dead fuel and in the absence of water.
It remains to be seen whether this repetitive
fire regime will result in the decline
of cattail stem density or mat persistence
in this area. Keep your fingers crossed.
Few hunters among the group had reports
from the opening morning of the hunt.
Few geese in the area at this time have
been a problem for hunters and a relief
to local communities.
Andy noted the recent discovery of
the West Nile Virus in Wisconsin. This
is a virus that affects member of the
crow family. Affected animals die quickly.
In other species, including humans,
the effects are usually mild. However
in around 1% of cases can be severe
with affects to the nervous system and

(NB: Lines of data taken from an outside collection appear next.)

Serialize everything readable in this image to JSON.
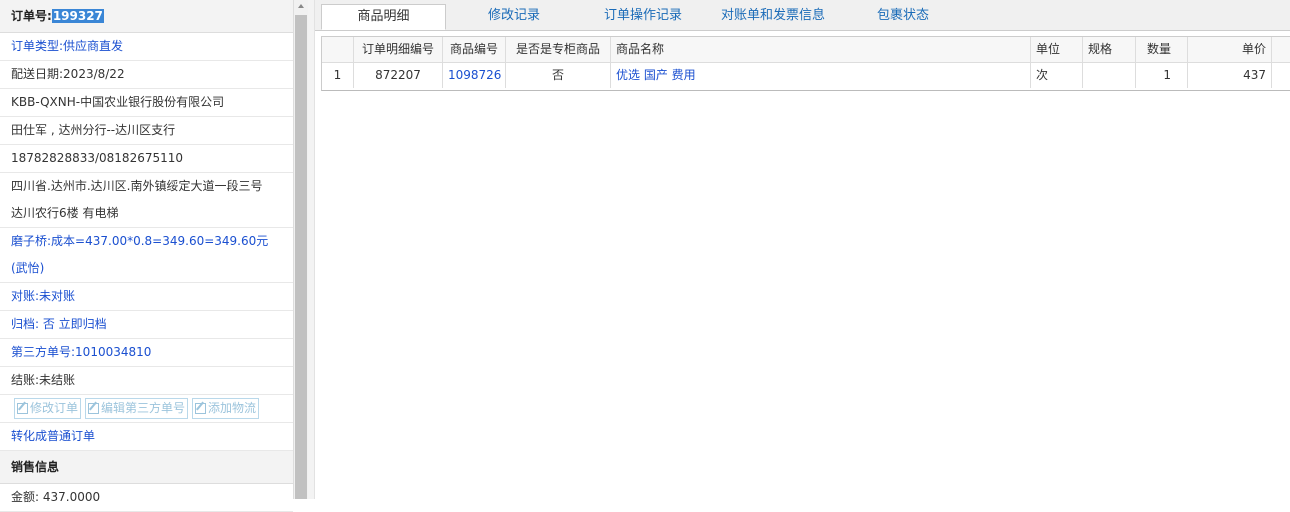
{
  "order": {
    "number_label": "订单号:",
    "number_value": "199327",
    "type": "订单类型:供应商直发",
    "delivery_date": "配送日期:2023/8/22",
    "customer": "KBB-QXNH-中国农业银行股份有限公司",
    "contact": "田仕军 , 达州分行--达川区支行",
    "phone": "18782828833/08182675110",
    "address_line1": "四川省.达州市.达川区.南外镇绥定大道一段三号",
    "address_line2": "达川农行6楼 有电梯",
    "note_line1": "磨子桥:成本=437.00*0.8=349.60=349.60元",
    "note_line2": "(武怡)",
    "reconcile": "对账:未对账",
    "archive": "归档: 否 立即归档",
    "third_party_no": "第三方单号:1010034810",
    "settle": "结账:未结账",
    "convert_link": "转化成普通订单"
  },
  "buttons": {
    "edit_order": "修改订单",
    "edit_third_party": "编辑第三方单号",
    "add_logistics": "添加物流"
  },
  "sales": {
    "section_title": "销售信息",
    "amount": "金额: 437.0000"
  },
  "tabs": [
    {
      "label": "商品明细"
    },
    {
      "label": "修改记录"
    },
    {
      "label": "订单操作记录"
    },
    {
      "label": "对账单和发票信息"
    },
    {
      "label": "包裹状态"
    }
  ],
  "table": {
    "headers": [
      "",
      "订单明细编号",
      "商品编号",
      "是否是专柜商品",
      "商品名称",
      "单位",
      "规格",
      "数量",
      "单价"
    ],
    "rows": [
      [
        "1",
        "872207",
        "1098726",
        "否",
        "优选 国产 费用",
        "次",
        "",
        "1",
        "437"
      ]
    ]
  },
  "colors": {
    "link": "#1a4fd0",
    "selection": "#3a86d6",
    "tab_text": "#1a6bb8"
  }
}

death possible. Persons finding FRESH
dead crows, blue jays, ravens, or hawks
should bring the frozen or refrigerated
carcasses to a local DNR office.
Next, we took a brief talking tour
of the marsh and discussed water levels.
Overall, water levels are on the rise.
Here is quick summary of levels and
Main pool: near maximum level
at this time. Target is 75.1 to 75.2,
or roughly 2 inches below Sept. 4 levels.
I-1 and I-2: Maintaining current
I-3: Raise water with rainfall.
Will rise about 8 inches, then hold
Burnett: Actively pumping. Goal
is to fill to maximum level by October
1. Currently hard to gauge due to sponge
effect of cattail mat.
Greenhead: Currently at Max
level. Beavers are maintaining full
Bachhuber: Currently has about
a foot of water. Goal is to raise by
about 1 foot through pumping. Objective
is to provide over-winter water depth
Goosepond: Currently dry. Will
re-flood by rain and gravity at end
Miescke: Currently dry. Will
re-flood by rainfall. Should fill by
early October, weather permitting.
Andy reported that DNR staff and our
helicopter contractor successfully completed
our second application of herbicide
to selected pothole restoration sites.
In total 50 acres have been treated
for 2 consecutive years. An additional
10 acres were treated for the first
time this year. It appears that the
spraying went well. We’ll know
the full effects next spring as plants
A reminder was given that Delta Waterfowl
Foundation is planning to visit Horicon
Marsh on September 10 to evaluate the
area for a potential nest success study.
Following the tour a public program
will be provided at the HNWR Headquarters.
The event is sponsored by Wisconsin
Trappers Association and Wisconsin Waterfowl
Finally, the group talked about several
fundraising efforts that are ongoing.
The largest effort is the pursuit of
North American Wetlands Conservation
Act (NAWCA) grant funds from US Fish
and Wildlife Service. This 2:1 matching
program has the potential to return
up to $1 million in grant funds for
any wetland restoration or protection
work including grassland buffer or nesting
habitat establishment. Private sector
partners are needed to make this project
feasible. Partners may contribute cash,
in-kind services, habitat restoration
costs, easements, or land donations.
The catch is that the expenditures or
donations must occur between March,
2000 and March, 2004. Please contact
Andy if you or your organization are
interested in becoming a partner.
Next, we talked about an upcoming grant
deadline for Stewardship funds. This
grant enables non-profit organizations
to apply for 1:1 match funds for development
work on state lands. Andy would like
a partner to step forward to sponsor
another 60 acres of cattail spraying
and pothole restoration. The grant deadline
is September 15.
Finally, we discussed the independent
efforts of the MMC to generate funds
for completion of the Redhead Impoundment
rearing pond and wild rice plantings
via habitat sponsor decal sales. Approximately
$135 was generated from sales at the
DU festival. Now, additional sales help
is needed from each MMC member to reach
a modest goal of $1500. At this meeting
a number of members took quantities
of decals with them to sell at their
clubs or among friends. A sign-out list
is tracking quantities and return of
funds. Sale updates will be provided
at each meeting through December.
Our next meeting is scheduled for October
3rd at 6:30 p.m. at the DNR Service
Center on Hwy 28. I look forward to
seeing everyone there!